Dataset rows describing interfaces
----------

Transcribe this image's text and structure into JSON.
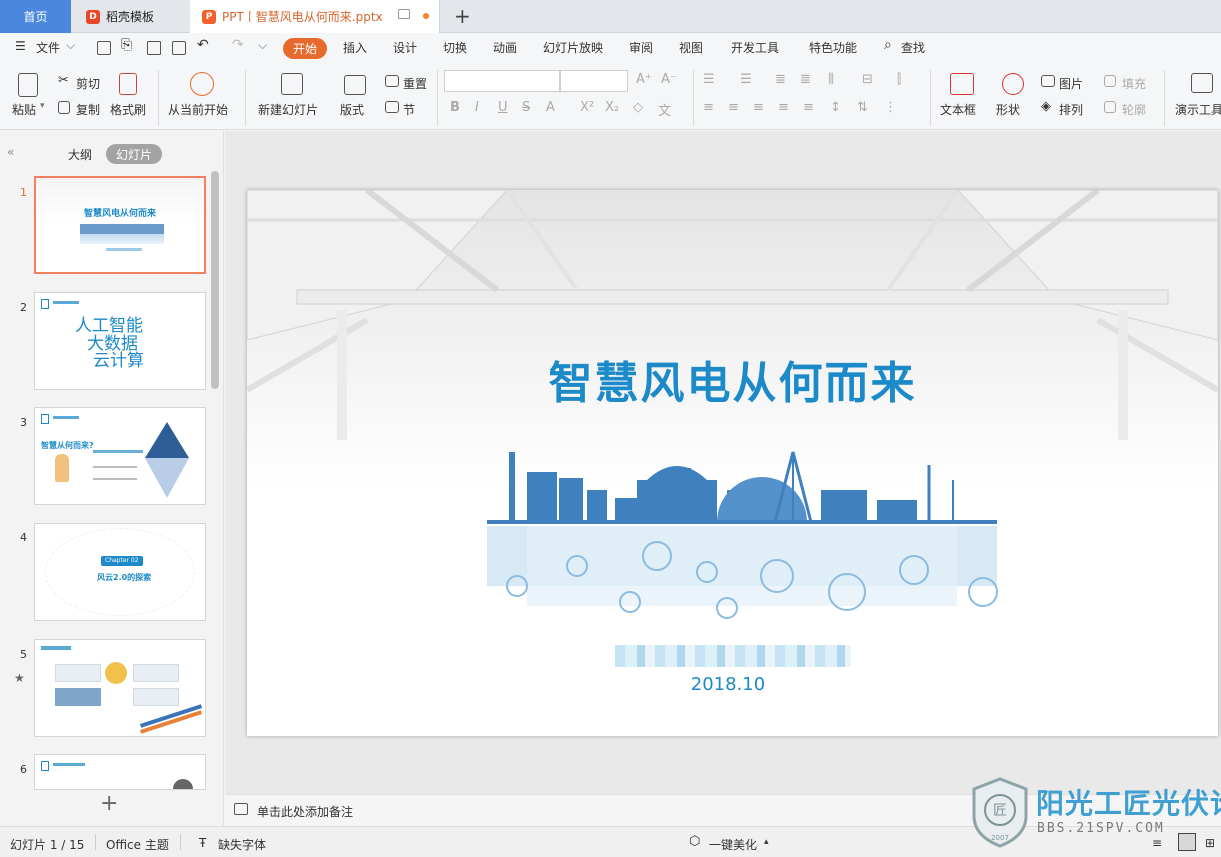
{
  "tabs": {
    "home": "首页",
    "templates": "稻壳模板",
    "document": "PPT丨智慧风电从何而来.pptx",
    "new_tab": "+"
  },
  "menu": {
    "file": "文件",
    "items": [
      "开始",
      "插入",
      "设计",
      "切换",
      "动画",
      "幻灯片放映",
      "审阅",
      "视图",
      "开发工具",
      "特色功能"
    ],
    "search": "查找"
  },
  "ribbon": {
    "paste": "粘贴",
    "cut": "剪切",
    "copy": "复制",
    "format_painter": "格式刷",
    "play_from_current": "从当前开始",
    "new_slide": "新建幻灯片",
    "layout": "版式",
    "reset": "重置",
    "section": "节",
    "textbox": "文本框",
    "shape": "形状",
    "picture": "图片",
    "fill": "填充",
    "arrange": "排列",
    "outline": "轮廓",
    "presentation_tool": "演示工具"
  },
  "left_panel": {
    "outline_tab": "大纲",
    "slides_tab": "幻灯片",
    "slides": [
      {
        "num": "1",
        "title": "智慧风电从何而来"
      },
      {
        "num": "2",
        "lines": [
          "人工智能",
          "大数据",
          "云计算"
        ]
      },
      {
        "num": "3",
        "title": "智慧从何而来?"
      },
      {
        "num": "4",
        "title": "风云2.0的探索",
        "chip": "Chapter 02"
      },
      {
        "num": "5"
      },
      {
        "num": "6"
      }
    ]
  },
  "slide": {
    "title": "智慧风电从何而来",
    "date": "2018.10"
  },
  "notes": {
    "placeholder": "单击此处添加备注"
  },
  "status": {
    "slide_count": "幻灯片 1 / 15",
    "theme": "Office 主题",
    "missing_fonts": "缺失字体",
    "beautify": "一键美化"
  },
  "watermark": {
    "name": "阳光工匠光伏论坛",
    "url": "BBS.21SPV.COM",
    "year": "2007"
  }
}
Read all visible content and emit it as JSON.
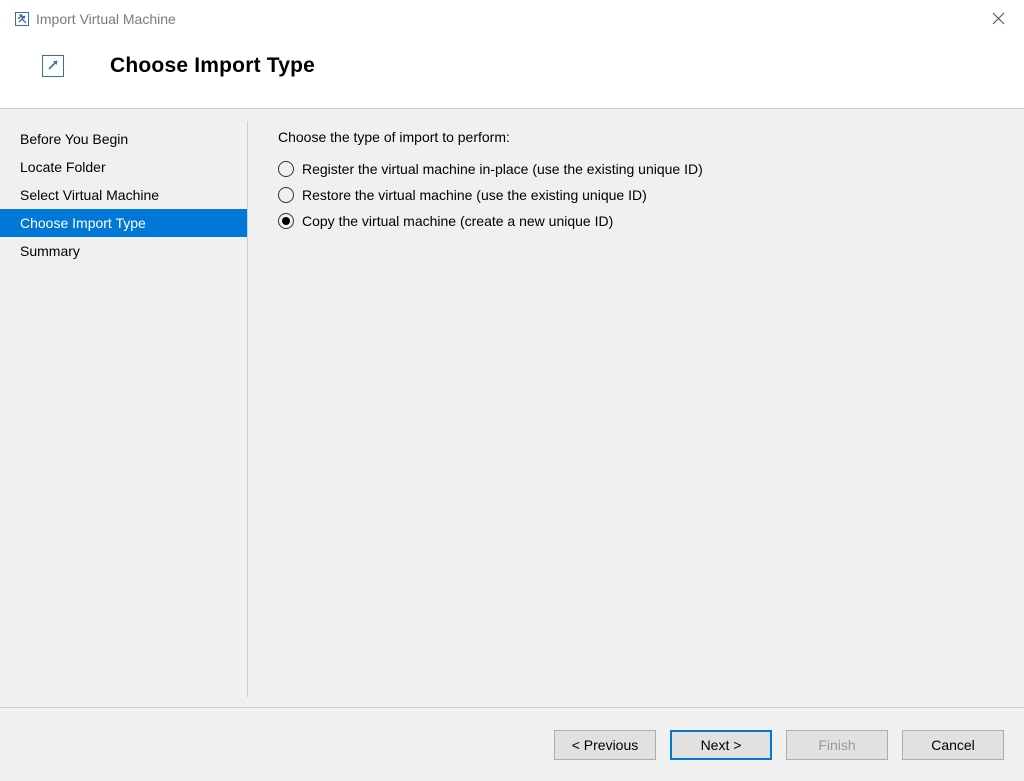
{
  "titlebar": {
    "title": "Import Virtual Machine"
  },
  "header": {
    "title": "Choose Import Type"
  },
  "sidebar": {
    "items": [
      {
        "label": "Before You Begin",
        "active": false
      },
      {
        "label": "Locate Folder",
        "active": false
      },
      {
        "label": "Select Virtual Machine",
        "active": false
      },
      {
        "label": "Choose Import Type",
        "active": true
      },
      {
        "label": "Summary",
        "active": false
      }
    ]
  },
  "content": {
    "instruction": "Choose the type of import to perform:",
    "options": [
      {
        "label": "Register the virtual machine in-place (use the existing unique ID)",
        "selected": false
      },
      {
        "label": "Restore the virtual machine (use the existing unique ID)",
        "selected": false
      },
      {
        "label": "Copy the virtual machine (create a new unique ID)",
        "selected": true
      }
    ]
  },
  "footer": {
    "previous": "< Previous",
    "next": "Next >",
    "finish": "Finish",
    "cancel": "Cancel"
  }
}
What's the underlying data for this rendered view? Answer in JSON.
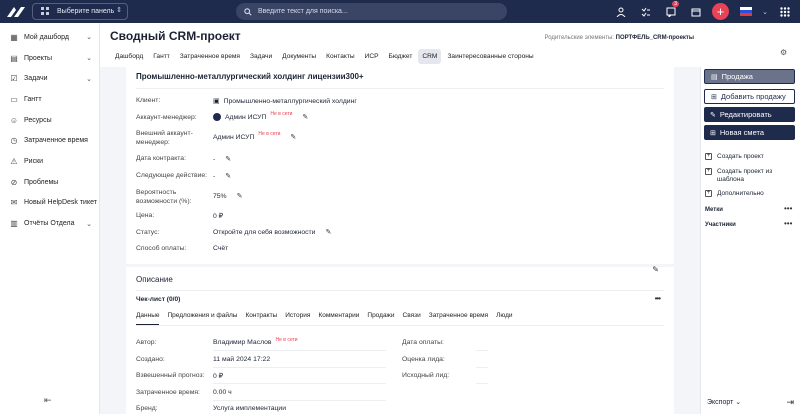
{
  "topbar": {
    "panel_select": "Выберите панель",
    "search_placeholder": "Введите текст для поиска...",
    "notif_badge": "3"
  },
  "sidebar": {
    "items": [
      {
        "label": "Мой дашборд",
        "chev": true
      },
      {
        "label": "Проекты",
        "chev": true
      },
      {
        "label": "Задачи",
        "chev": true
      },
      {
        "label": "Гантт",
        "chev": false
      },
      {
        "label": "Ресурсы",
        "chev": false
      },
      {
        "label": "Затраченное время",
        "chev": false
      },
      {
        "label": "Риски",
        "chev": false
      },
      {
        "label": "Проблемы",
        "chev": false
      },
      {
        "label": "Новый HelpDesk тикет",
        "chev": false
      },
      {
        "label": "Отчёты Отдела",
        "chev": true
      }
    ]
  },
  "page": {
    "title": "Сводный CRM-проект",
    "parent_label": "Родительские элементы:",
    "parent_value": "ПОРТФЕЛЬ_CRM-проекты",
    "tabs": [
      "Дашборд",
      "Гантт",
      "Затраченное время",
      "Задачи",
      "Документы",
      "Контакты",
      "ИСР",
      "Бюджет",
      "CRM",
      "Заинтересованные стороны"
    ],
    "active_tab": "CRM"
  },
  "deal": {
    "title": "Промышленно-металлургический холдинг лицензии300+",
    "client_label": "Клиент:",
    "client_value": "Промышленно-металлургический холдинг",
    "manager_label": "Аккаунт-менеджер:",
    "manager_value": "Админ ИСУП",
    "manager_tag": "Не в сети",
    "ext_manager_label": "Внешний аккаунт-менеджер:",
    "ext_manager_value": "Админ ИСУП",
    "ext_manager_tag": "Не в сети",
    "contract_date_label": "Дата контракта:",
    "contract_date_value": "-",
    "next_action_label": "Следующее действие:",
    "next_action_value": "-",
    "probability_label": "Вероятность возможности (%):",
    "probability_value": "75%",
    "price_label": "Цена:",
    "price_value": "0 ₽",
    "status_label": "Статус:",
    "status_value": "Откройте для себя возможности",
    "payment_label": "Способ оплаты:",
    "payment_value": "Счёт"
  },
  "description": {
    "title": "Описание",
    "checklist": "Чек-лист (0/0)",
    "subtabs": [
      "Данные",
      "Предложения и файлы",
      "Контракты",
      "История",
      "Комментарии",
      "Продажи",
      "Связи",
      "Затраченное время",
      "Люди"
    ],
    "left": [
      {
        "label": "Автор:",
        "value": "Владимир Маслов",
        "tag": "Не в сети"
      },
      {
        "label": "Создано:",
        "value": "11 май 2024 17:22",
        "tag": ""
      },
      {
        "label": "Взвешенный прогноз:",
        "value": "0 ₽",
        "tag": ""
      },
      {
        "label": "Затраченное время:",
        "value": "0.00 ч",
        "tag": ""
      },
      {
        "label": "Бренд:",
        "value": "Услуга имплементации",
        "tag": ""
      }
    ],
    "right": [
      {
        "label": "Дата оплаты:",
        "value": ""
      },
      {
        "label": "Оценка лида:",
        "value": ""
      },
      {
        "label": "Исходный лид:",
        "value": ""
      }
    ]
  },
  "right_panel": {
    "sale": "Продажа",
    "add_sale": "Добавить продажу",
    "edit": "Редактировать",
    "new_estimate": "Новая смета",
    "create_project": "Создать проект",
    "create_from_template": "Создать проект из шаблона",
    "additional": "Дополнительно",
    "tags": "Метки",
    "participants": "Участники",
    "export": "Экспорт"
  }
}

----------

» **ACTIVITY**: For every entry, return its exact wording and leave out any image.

» **SOLUTION BELOW**:
Transcribe this image's text and structure into JSON.
{
  "tabs": {
    "home": "首页",
    "templates": "稻壳模板",
    "document": "PPT丨智慧风电从何而来.pptx",
    "new_tab": "+"
  },
  "menu": {
    "file": "文件",
    "items": [
      "开始",
      "插入",
      "设计",
      "切换",
      "动画",
      "幻灯片放映",
      "审阅",
      "视图",
      "开发工具",
      "特色功能"
    ],
    "search": "查找"
  },
  "ribbon": {
    "paste": "粘贴",
    "cut": "剪切",
    "copy": "复制",
    "format_painter": "格式刷",
    "play_from_current": "从当前开始",
    "new_slide": "新建幻灯片",
    "layout": "版式",
    "reset": "重置",
    "section": "节",
    "textbox": "文本框",
    "shape": "形状",
    "picture": "图片",
    "fill": "填充",
    "arrange": "排列",
    "outline": "轮廓",
    "presentation_tool": "演示工具"
  },
  "left_panel": {
    "outline_tab": "大纲",
    "slides_tab": "幻灯片",
    "slides": [
      {
        "num": "1",
        "title": "智慧风电从何而来"
      },
      {
        "num": "2",
        "lines": [
          "人工智能",
          "大数据",
          "云计算"
        ]
      },
      {
        "num": "3",
        "title": "智慧从何而来?"
      },
      {
        "num": "4",
        "title": "风云2.0的探索",
        "chip": "Chapter 02"
      },
      {
        "num": "5"
      },
      {
        "num": "6"
      }
    ]
  },
  "slide": {
    "title": "智慧风电从何而来",
    "date": "2018.10"
  },
  "notes": {
    "placeholder": "单击此处添加备注"
  },
  "status": {
    "slide_count": "幻灯片 1 / 15",
    "theme": "Office 主题",
    "missing_fonts": "缺失字体",
    "beautify": "一键美化"
  },
  "watermark": {
    "name": "阳光工匠光伏论坛",
    "url": "BBS.21SPV.COM",
    "year": "2007"
  }
}
Read all visible content and emit it as JSON.
{
  "titlebar": {
    "title": "Import Virtual Machine"
  },
  "header": {
    "title": "Choose Import Type"
  },
  "sidebar": {
    "items": [
      {
        "label": "Before You Begin",
        "active": false
      },
      {
        "label": "Locate Folder",
        "active": false
      },
      {
        "label": "Select Virtual Machine",
        "active": false
      },
      {
        "label": "Choose Import Type",
        "active": true
      },
      {
        "label": "Summary",
        "active": false
      }
    ]
  },
  "content": {
    "instruction": "Choose the type of import to perform:",
    "options": [
      {
        "label": "Register the virtual machine in-place (use the existing unique ID)",
        "selected": false
      },
      {
        "label": "Restore the virtual machine (use the existing unique ID)",
        "selected": false
      },
      {
        "label": "Copy the virtual machine (create a new unique ID)",
        "selected": true
      }
    ]
  },
  "footer": {
    "previous": "< Previous",
    "next": "Next >",
    "finish": "Finish",
    "cancel": "Cancel"
  }
}
What's the underlying data for this rendered view? Answer in JSON.
{
  "topbar": {
    "panel_select": "Выберите панель",
    "search_placeholder": "Введите текст для поиска...",
    "notif_badge": "3"
  },
  "sidebar": {
    "items": [
      {
        "label": "Мой дашборд",
        "chev": true
      },
      {
        "label": "Проекты",
        "chev": true
      },
      {
        "label": "Задачи",
        "chev": true
      },
      {
        "label": "Гантт",
        "chev": false
      },
      {
        "label": "Ресурсы",
        "chev": false
      },
      {
        "label": "Затраченное время",
        "chev": false
      },
      {
        "label": "Риски",
        "chev": false
      },
      {
        "label": "Проблемы",
        "chev": false
      },
      {
        "label": "Новый HelpDesk тикет",
        "chev": false
      },
      {
        "label": "Отчёты Отдела",
        "chev": true
      }
    ]
  },
  "page": {
    "title": "Сводный CRM-проект",
    "parent_label": "Родительские элементы:",
    "parent_value": "ПОРТФЕЛЬ_CRM-проекты",
    "tabs": [
      "Дашборд",
      "Гантт",
      "Затраченное время",
      "Задачи",
      "Документы",
      "Контакты",
      "ИСР",
      "Бюджет",
      "CRM",
      "Заинтересованные стороны"
    ],
    "active_tab": "CRM"
  },
  "deal": {
    "title": "Промышленно-металлургический холдинг лицензии300+",
    "client_label": "Клиент:",
    "client_value": "Промышленно-металлургический холдинг",
    "manager_label": "Аккаунт-менеджер:",
    "manager_value": "Админ ИСУП",
    "manager_tag": "Не в сети",
    "ext_manager_label": "Внешний аккаунт-менеджер:",
    "ext_manager_value": "Админ ИСУП",
    "ext_manager_tag": "Не в сети",
    "contract_date_label": "Дата контракта:",
    "contract_date_value": "-",
    "next_action_label": "Следующее действие:",
    "next_action_value": "-",
    "probability_label": "Вероятность возможности (%):",
    "probability_value": "75%",
    "price_label": "Цена:",
    "price_value": "0 ₽",
    "status_label": "Статус:",
    "status_value": "Откройте для себя возможности",
    "payment_label": "Способ оплаты:",
    "payment_value": "Счёт"
  },
  "description": {
    "title": "Описание",
    "checklist": "Чек-лист (0/0)",
    "subtabs": [
      "Данные",
      "Предложения и файлы",
      "Контракты",
      "История",
      "Комментарии",
      "Продажи",
      "Связи",
      "Затраченное время",
      "Люди"
    ],
    "left": [
      {
        "label": "Автор:",
        "value": "Владимир Маслов",
        "tag": "Не в сети"
      },
      {
        "label": "Создано:",
        "value": "11 май 2024 17:22",
        "tag": ""
      },
      {
        "label": "Взвешенный прогноз:",
        "value": "0 ₽",
        "tag": ""
      },
      {
        "label": "Затраченное время:",
        "value": "0.00 ч",
        "tag": ""
      },
      {
        "label": "Бренд:",
        "value": "Услуга имплементации",
        "tag": ""
      }
    ],
    "right": [
      {
        "label": "Дата оплаты:",
        "value": ""
      },
      {
        "label": "Оценка лида:",
        "value": ""
      },
      {
        "label": "Исходный лид:",
        "value": ""
      }
    ]
  },
  "right_panel": {
    "sale": "Продажа",
    "add_sale": "Добавить продажу",
    "edit": "Редактировать",
    "new_estimate": "Новая смета",
    "create_project": "Создать проект",
    "create_from_template": "Создать проект из шаблона",
    "additional": "Дополнительно",
    "tags": "Метки",
    "participants": "Участники",
    "export": "Экспорт"
  }
}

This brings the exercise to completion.